[App and web page records]
________

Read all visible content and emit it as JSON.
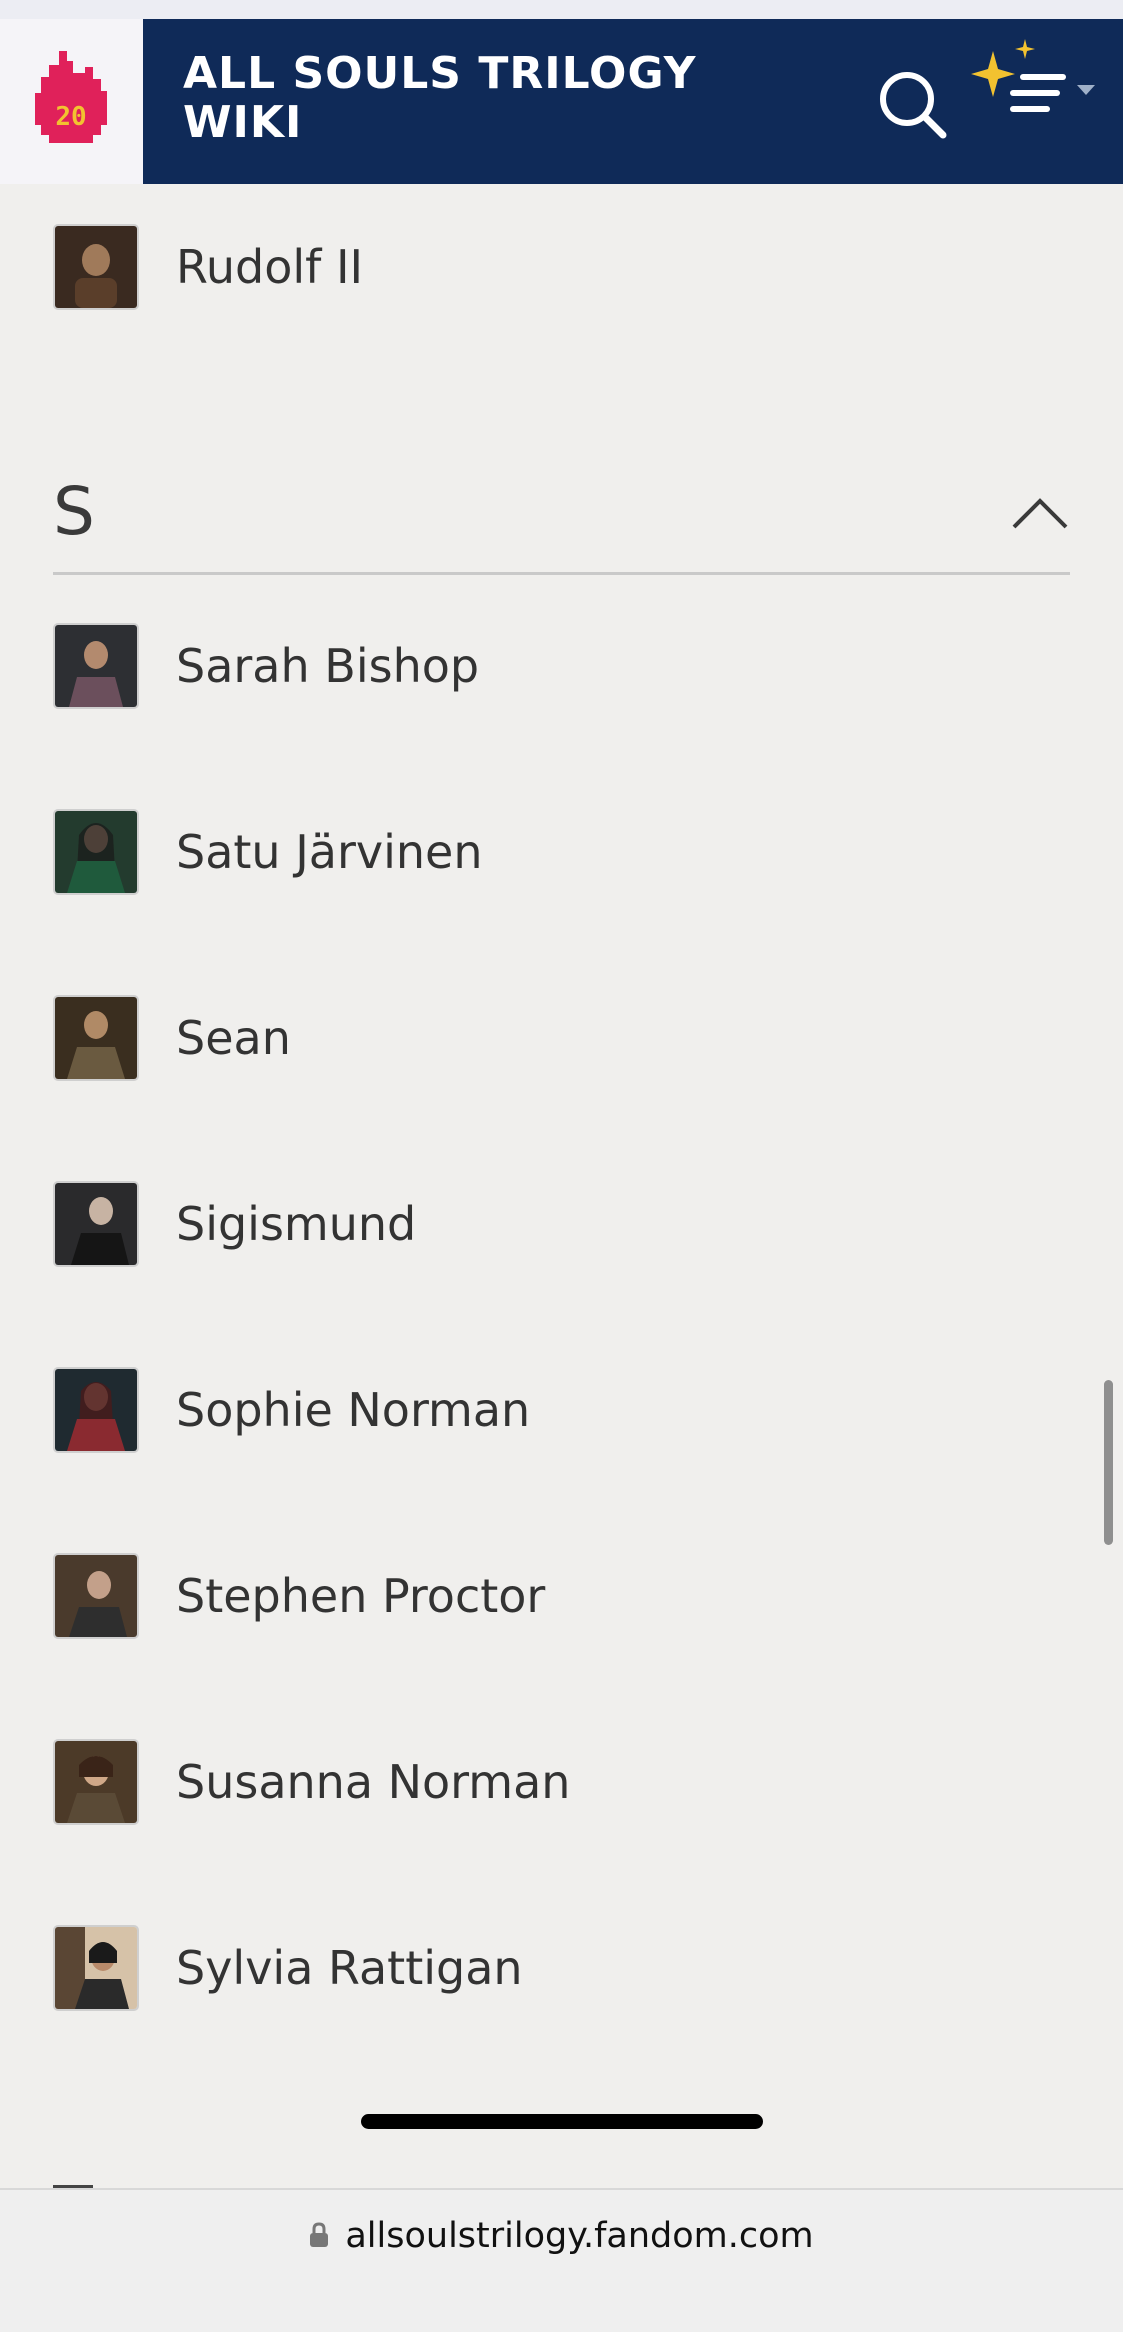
{
  "header": {
    "logo_badge": "20",
    "wiki_title": "ALL SOULS TRILOGY WIKI"
  },
  "above_section": {
    "items": [
      {
        "name": "Rudolf II",
        "thumb_color": "#3a2a20"
      }
    ]
  },
  "section": {
    "letter": "S",
    "items": [
      {
        "name": "Sarah Bishop",
        "thumb_color": "#2d2f33"
      },
      {
        "name": "Satu Järvinen",
        "thumb_color": "#233b2e"
      },
      {
        "name": "Sean",
        "thumb_color": "#3a2e1f"
      },
      {
        "name": "Sigismund",
        "thumb_color": "#2a2a2c"
      },
      {
        "name": "Sophie Norman",
        "thumb_color": "#3a1f24"
      },
      {
        "name": "Stephen Proctor",
        "thumb_color": "#4a3a2c"
      },
      {
        "name": "Susanna Norman",
        "thumb_color": "#4c3a28"
      },
      {
        "name": "Sylvia Rattigan",
        "thumb_color": "#5a4634"
      }
    ]
  },
  "browser": {
    "url": "allsoulstrilogy.fandom.com"
  },
  "colors": {
    "header_bg": "#0f2a58",
    "page_bg": "#f0efed",
    "accent_yellow": "#f2c230",
    "logo_red": "#e0215a"
  }
}
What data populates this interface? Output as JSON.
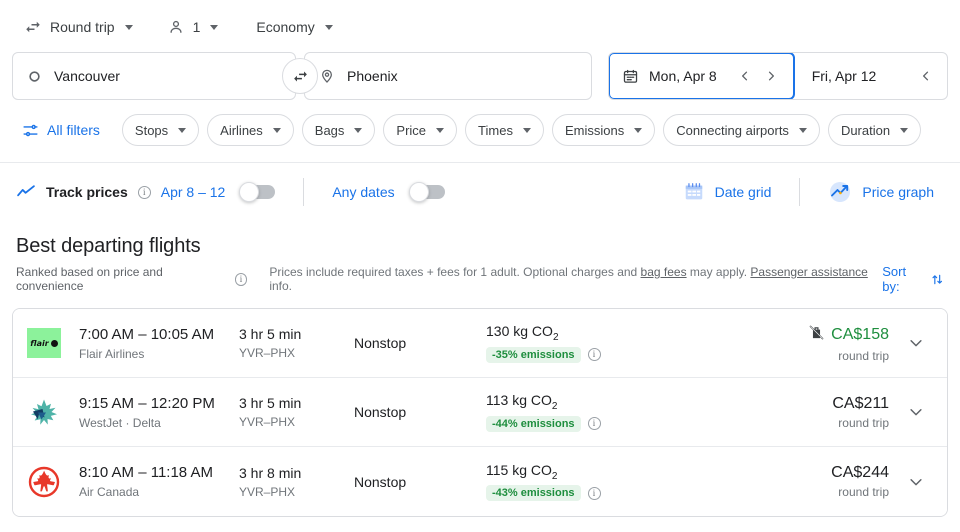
{
  "options": {
    "trip_type": {
      "label": "Round trip",
      "icon": "swap-horizontal-icon"
    },
    "passengers": {
      "label": "1",
      "icon": "person-icon"
    },
    "cabin": {
      "label": "Economy"
    }
  },
  "search": {
    "origin": {
      "value": "Vancouver",
      "icon": "circle-outline-icon"
    },
    "destination": {
      "value": "Phoenix",
      "icon": "map-pin-icon"
    },
    "swap_label": "swap-icon",
    "depart_date": "Mon, Apr 8",
    "return_date": "Fri, Apr 12",
    "prev_arrow": "‹",
    "next_arrow": "›"
  },
  "filters": {
    "all_filters": "All filters",
    "chips": [
      "Stops",
      "Airlines",
      "Bags",
      "Price",
      "Times",
      "Emissions",
      "Connecting airports",
      "Duration"
    ]
  },
  "track": {
    "label": "Track prices",
    "date_range": "Apr 8 – 12",
    "any_dates": "Any dates",
    "date_grid": "Date grid",
    "price_graph": "Price graph",
    "toggle_dates_on": false,
    "toggle_any_on": false
  },
  "results": {
    "title": "Best departing flights",
    "ranked_note": "Ranked based on price and convenience",
    "price_note_1": "Prices include required taxes + fees for 1 adult. Optional charges and ",
    "bag_fees_link": "bag fees",
    "price_note_2": " may apply. ",
    "passenger_assistance_link": "Passenger assistance",
    "price_note_3": " info.",
    "sort_by": "Sort by:"
  },
  "flights": [
    {
      "logo": "flair-logo",
      "logo_text": "flair",
      "times": "7:00 AM – 10:05 AM",
      "carrier": "Flair Airlines",
      "duration": "3 hr 5 min",
      "route": "YVR–PHX",
      "stops": "Nonstop",
      "co2": "130 kg CO",
      "co2_sub": "2",
      "emissions": "-35% emissions",
      "price": "CA$158",
      "price_green": true,
      "no_bag_icon": true,
      "trip_type": "round trip"
    },
    {
      "logo": "westjet-logo",
      "logo_text": "",
      "times": "9:15 AM – 12:20 PM",
      "carrier": "WestJet · Delta",
      "duration": "3 hr 5 min",
      "route": "YVR–PHX",
      "stops": "Nonstop",
      "co2": "113 kg CO",
      "co2_sub": "2",
      "emissions": "-44% emissions",
      "price": "CA$211",
      "price_green": false,
      "no_bag_icon": false,
      "trip_type": "round trip"
    },
    {
      "logo": "aircanada-logo",
      "logo_text": "",
      "times": "8:10 AM – 11:18 AM",
      "carrier": "Air Canada",
      "duration": "3 hr 8 min",
      "route": "YVR–PHX",
      "stops": "Nonstop",
      "co2": "115 kg CO",
      "co2_sub": "2",
      "emissions": "-43% emissions",
      "price": "CA$244",
      "price_green": false,
      "no_bag_icon": false,
      "trip_type": "round trip"
    }
  ],
  "colors": {
    "accent_blue": "#1a73e8",
    "green_price": "#1e8e3e",
    "badge_bg": "#e6f4ea",
    "flair_green": "#8cf29b",
    "air_canada_red": "#e8382a",
    "westjet_teal": "#2a9d8f"
  }
}
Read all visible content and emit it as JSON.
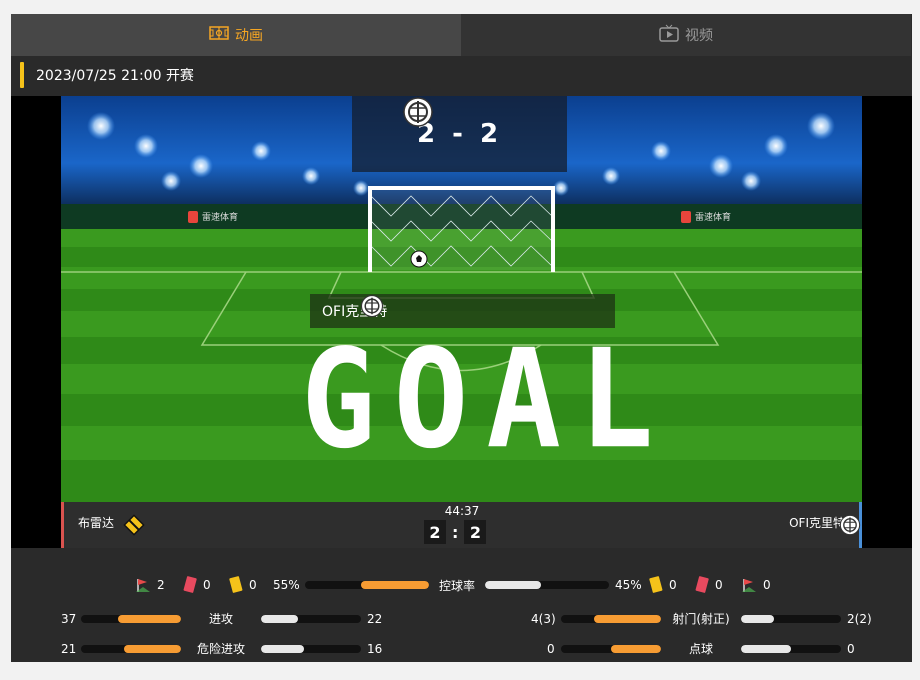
{
  "tabs": [
    {
      "label": "动画",
      "icon": "pitch-icon",
      "active": true
    },
    {
      "label": "视频",
      "icon": "tv-icon",
      "active": false
    }
  ],
  "kickoff": "2023/07/25 21:00 开赛",
  "match": {
    "home": "布雷达",
    "away": "OFI克里特",
    "score_text": "2 - 2",
    "home_score": "2",
    "away_score": "2",
    "clock": "44:37",
    "brand": "雷速体育",
    "event_team": "OFI克里特",
    "event_text": "GOAL"
  },
  "summary": {
    "home_corners": "2",
    "home_red": "0",
    "home_yellow": "0",
    "home_possession": "55%",
    "possession_label": "控球率",
    "away_possession": "45%",
    "away_yellow": "0",
    "away_red": "0",
    "away_corners": "0",
    "home_possession_value": 55,
    "away_possession_value": 45
  },
  "stats_left": [
    {
      "home": "37",
      "label": "进攻",
      "away": "22",
      "home_value": 37,
      "away_value": 22
    },
    {
      "home": "21",
      "label": "危险进攻",
      "away": "16",
      "home_value": 21,
      "away_value": 16
    }
  ],
  "stats_right": [
    {
      "home": "4(3)",
      "label": "射门(射正)",
      "away": "2(2)",
      "home_value": 4,
      "away_value": 2
    },
    {
      "home": "0",
      "label": "点球",
      "away": "0",
      "home_value": 0,
      "away_value": 0
    }
  ],
  "colors": {
    "accent": "#f5a623",
    "home_bar": "#f79c33",
    "away_bar": "#e8e8e8",
    "home_mark": "#d9534f",
    "away_mark": "#4a90d9"
  }
}
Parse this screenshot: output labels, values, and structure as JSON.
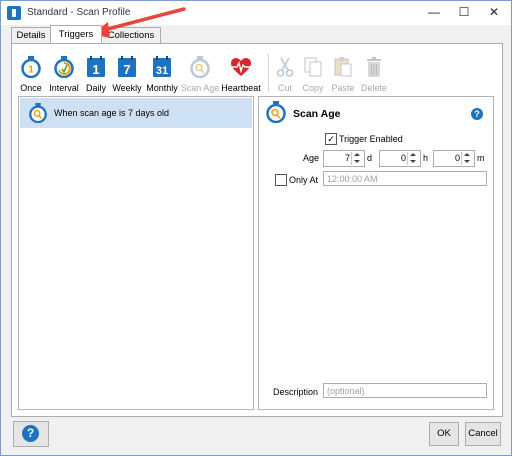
{
  "window": {
    "title": "Standard - Scan Profile"
  },
  "tabs": [
    {
      "label": "Details"
    },
    {
      "label": "Triggers"
    },
    {
      "label": "Collections"
    }
  ],
  "toolbar": {
    "once": "Once",
    "interval": "Interval",
    "daily": "Daily",
    "weekly": "Weekly",
    "monthly": "Monthly",
    "scan_age": "Scan Age",
    "heartbeat": "Heartbeat",
    "cut": "Cut",
    "copy": "Copy",
    "paste": "Paste",
    "delete": "Delete",
    "daily_num": "1",
    "weekly_num": "7",
    "monthly_num": "31"
  },
  "list": {
    "items": [
      {
        "label": "When scan age is 7 days old"
      }
    ]
  },
  "detail": {
    "title": "Scan Age",
    "trigger_enabled": "Trigger Enabled",
    "age_label": "Age",
    "days_value": "7",
    "days_unit": "d",
    "hours_value": "0",
    "hours_unit": "h",
    "minutes_value": "0",
    "minutes_unit": "m",
    "only_at_label": "Only At",
    "only_at_placeholder": "12:00:00 AM",
    "description_label": "Description",
    "description_placeholder": "(optional)"
  },
  "footer": {
    "ok": "OK",
    "cancel": "Cancel",
    "help_glyph": "?"
  },
  "colors": {
    "accent": "#1e73be",
    "selection": "#cde0f4",
    "arrow": "#e8453c",
    "heart": "#d9262c"
  }
}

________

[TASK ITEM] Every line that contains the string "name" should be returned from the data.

[EXERCISE OUTPUT]
        "name": "Rudolf II",
        "name": "Sarah Bishop",
        "name": "Satu Järvinen",
        "name": "Sean",
        "name": "Sigismund",
        "name": "Sophie Norman",
        "name": "Stephen Proctor",
        "name": "Susanna Norman",
        "name": "Sylvia Rattigan",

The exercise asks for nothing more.